The ABC Murders (Prime, 8.30pm). Sarah Phelps has done incredible things with Agatha Christie since the BBC commissioned And Then There Were None in 2015 to mark the 125th anniversary of the author's birth. It was such a hit in the UK, that six more were commissioned, although five were enough for Phelps (she is planning a second season of Dublin Murders as well as working on a second season of A Very English Scandal, about another, er, very English scandal). The ABC Murders is amazing; so bleak and weird. There's Shirley Henderson's creepy landlady; Eamon Farren as the tortured travelling salesman Alexander Cust; and not least, John Malkovich as an ageing Hercule Poirot, trying to persuade Rupert Grint (!) that a series of murders are connected.

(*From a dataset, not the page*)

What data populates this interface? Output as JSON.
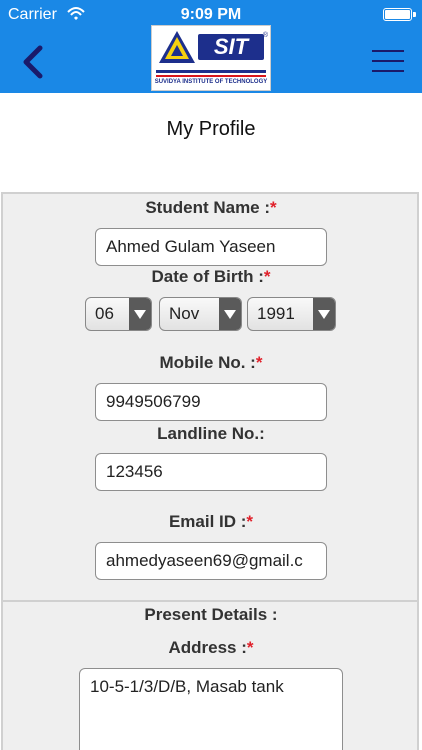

Devils (SoHo, Sky 010, 9.30pm). Shady dealings in the houses of finance: Patrick Dempsey plays the CEO of the London branch of an American bank who mentors Italian trader Alessandro Borghi (Suburra and Suburra: Blood on Rome). It's a French-Italian co-pro with a suitably international cast, including Danish actor Lars Mikkelson; Spanish actress Laia Costa; Polish actress Kasia Smutniak; and Brit Paul Chowdhry. (The TV series Suburra: Blood on Rome is available on Netflix.) Dempsey, formerly of Grey's Anatomy, told Deadline that he fancied a challenge. (On Neon from July 15).

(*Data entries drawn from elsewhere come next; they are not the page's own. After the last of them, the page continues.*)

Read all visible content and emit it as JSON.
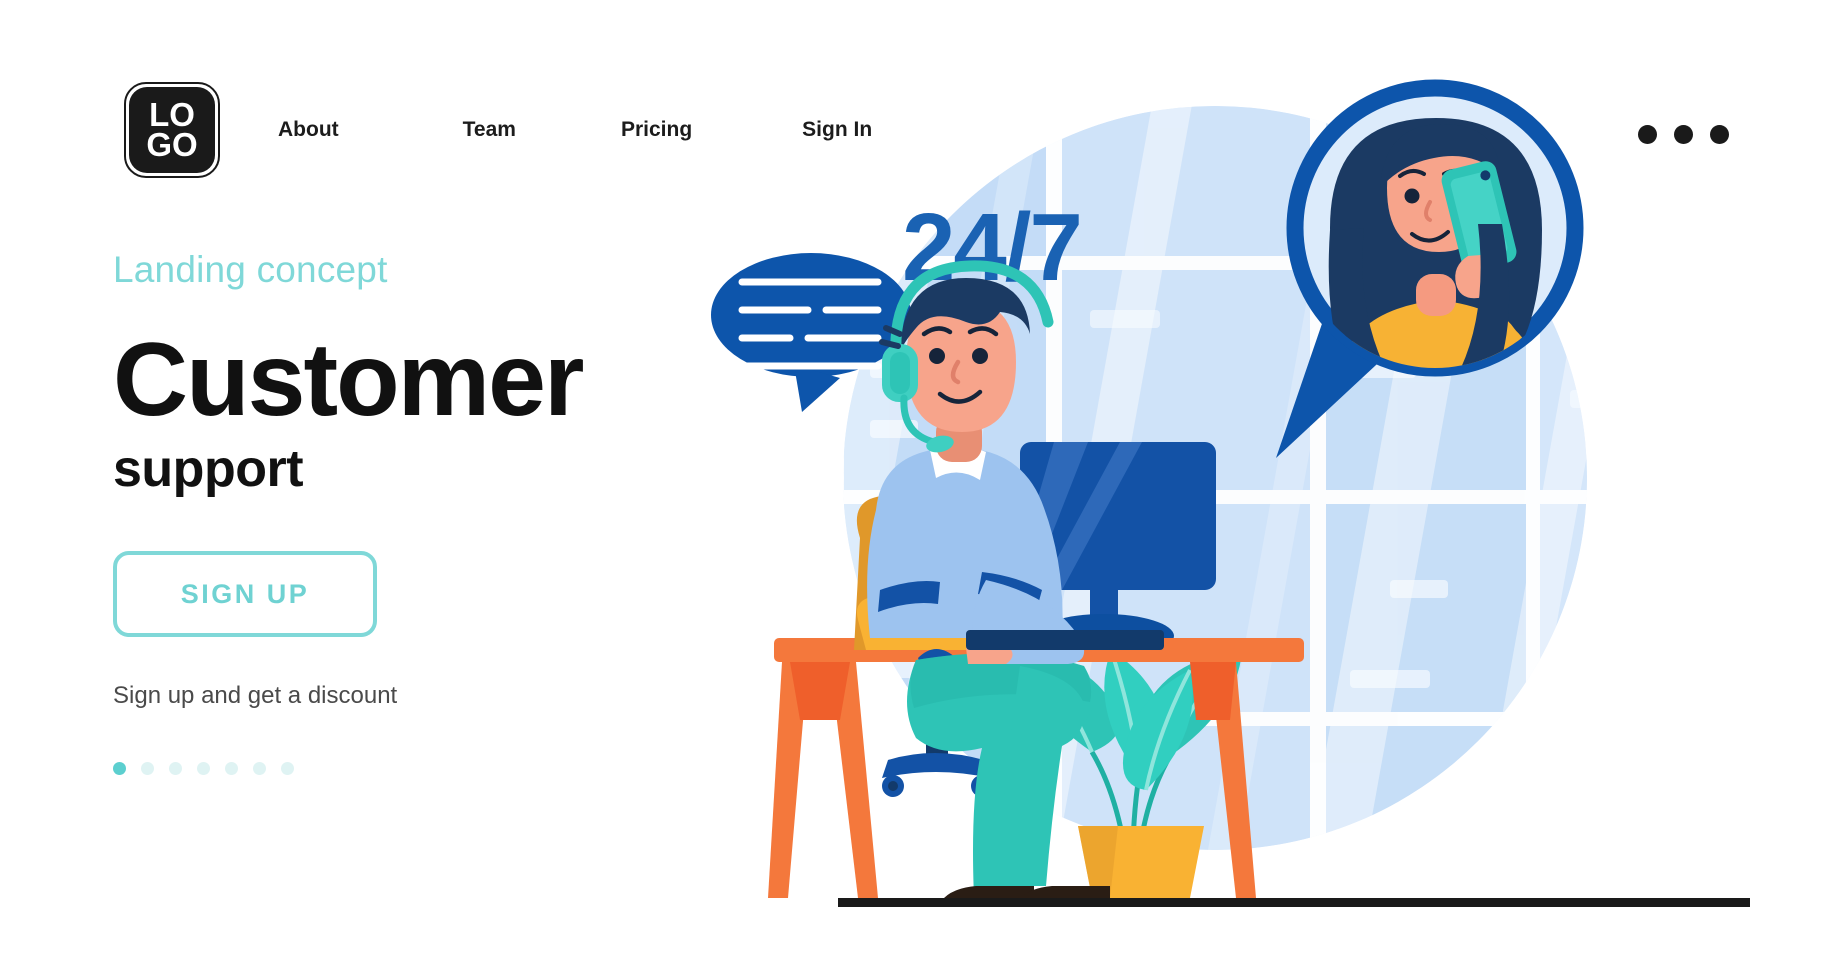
{
  "header": {
    "logo": {
      "line1": "LO",
      "line2": "GO",
      "name": "logo"
    },
    "nav": [
      {
        "label": "About"
      },
      {
        "label": "Team"
      },
      {
        "label": "Pricing"
      },
      {
        "label": "Sign In"
      }
    ],
    "menu_icon": "kebab-menu-icon"
  },
  "hero": {
    "eyebrow": "Landing concept",
    "title": "Customer",
    "subtitle": "support",
    "cta_label": "SIGN UP",
    "note": "Sign up and get a discount",
    "pagination": {
      "total": 7,
      "active_index": 0
    }
  },
  "illustration": {
    "badge_text": "24/7",
    "alt": "customer support agent with headset at desk and woman talking on phone",
    "elements": [
      "background-circle",
      "office-window",
      "chat-bubble",
      "avatar-circle-woman",
      "support-agent",
      "monitor",
      "desk",
      "office-chair",
      "potted-plant",
      "floor-line"
    ]
  },
  "colors": {
    "accent_teal": "#7fd8d8",
    "accent_teal_strong": "#5ccfcf",
    "ink": "#111111",
    "muted": "#4a4a4a",
    "brand_blue": "#1a62b3",
    "deep_blue": "#0d4fa0",
    "navy": "#123a6b",
    "sky": "#cfe3f7",
    "sky_light": "#e3eefb",
    "orange": "#f4783c",
    "orange_dark": "#ef5f2b",
    "amber": "#f9b233",
    "amber_dark": "#e0982a",
    "teal": "#2ec4b6",
    "teal_dark": "#1fb0a3",
    "skin": "#f7a48b",
    "hair_navy": "#1b3a63",
    "white": "#ffffff",
    "black": "#1a1a1a"
  }
}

The Kinks: Echoes of a World (Prime, 8.30pm). A documentary film that looks at the band's 1968 album The Kinks Are the Village Green Preservation Society. It features the three surviving original members of the band, brothers Ray and Dave Davies and Mick Avory, as well as Paul Weller, Noel Gallagher, Blur’s Graham Coxon, XTC’s Andy Partridge, Natalie Merchant and producer Greg Kurstin.


Bulletproof (SoHo, Sky 010, 9.30pm). Shows featuring cops running around with guns seem pretty tone deaf right now – to be fair, this one was first broadcast in 2018 on the UK's Sky One channel and is said to be in the style of Bad Boys and Lethal Weapon, if that's any recommendation. Noel Clarke out of Doctor Who and Ashley Walters are detectives at the National Crime Agency (a real thing in the UK) working on organised crime. British gun culture has come a long way. (On Neon from July 21.)

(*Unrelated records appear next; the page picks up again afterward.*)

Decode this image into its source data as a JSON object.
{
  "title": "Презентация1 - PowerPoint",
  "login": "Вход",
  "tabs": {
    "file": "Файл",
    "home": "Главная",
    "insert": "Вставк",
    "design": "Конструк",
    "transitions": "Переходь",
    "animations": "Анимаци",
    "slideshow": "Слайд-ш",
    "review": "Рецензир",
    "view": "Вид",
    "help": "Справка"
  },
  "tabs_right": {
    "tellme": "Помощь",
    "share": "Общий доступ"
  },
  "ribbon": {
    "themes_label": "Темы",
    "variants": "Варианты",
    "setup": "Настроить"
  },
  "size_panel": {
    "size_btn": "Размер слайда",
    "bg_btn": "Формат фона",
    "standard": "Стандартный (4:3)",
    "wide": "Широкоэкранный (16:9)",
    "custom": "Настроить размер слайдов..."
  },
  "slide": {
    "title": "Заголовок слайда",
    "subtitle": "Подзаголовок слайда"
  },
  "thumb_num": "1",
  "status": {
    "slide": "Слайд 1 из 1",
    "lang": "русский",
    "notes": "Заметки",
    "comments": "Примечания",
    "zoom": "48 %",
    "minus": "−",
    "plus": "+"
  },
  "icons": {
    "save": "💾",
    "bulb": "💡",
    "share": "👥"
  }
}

The Mallorca Files (TVNZ 1, 8.30pm). The light-hearted crime drama timeslot welcomes this Death in Paradise-style series that was daytime viewing in the UK. Elen Rhys is an "uptight British cop" and Julian Looman is a "laid-back German policeman" and together they solve crimes on the sunny Spanish island of Mallorca! Creator Dan Sefton says it's all in good fun and told the Radio Times and that everybody's in on the gag.


Guilt (TVNZ OnDemand, Thursday). So much crime, so little time. Is this BBC Scotland four-parter worth our while? It certainly got the big tick from UK critics – the Telegraph described it as “like Fargo relocated to Leith” – and it holds a 100% rating on Rotten Tomatoes. Mark Bonnar and Jamie Sives play brothers who try to cover up their hit-and-run. Author Neil Forsyth says he wanted to write about siblings, “the most dramatically interesting familial relationship” and he wanted the brothers’ story “to feel like quicksand. The more they struggle, the worse it gets”.

Vida (Neon). The cool and clever comedy drama is in its third and final season on SoHo2 – the story of two Mexican-American sisters who move home to Boyle Heights in LA has many themes, including second-generation struggles, gentrification and identity politics. You may find yourself fast-forwarding through the eye-popping sex scenes in case your family thinks you are watching porn, however. Just the second and third seasons are available on Neon. Gentefied, on Netflix, has a similar theme of the struggle to hold onto tradition, in this case via a family-run taco shop.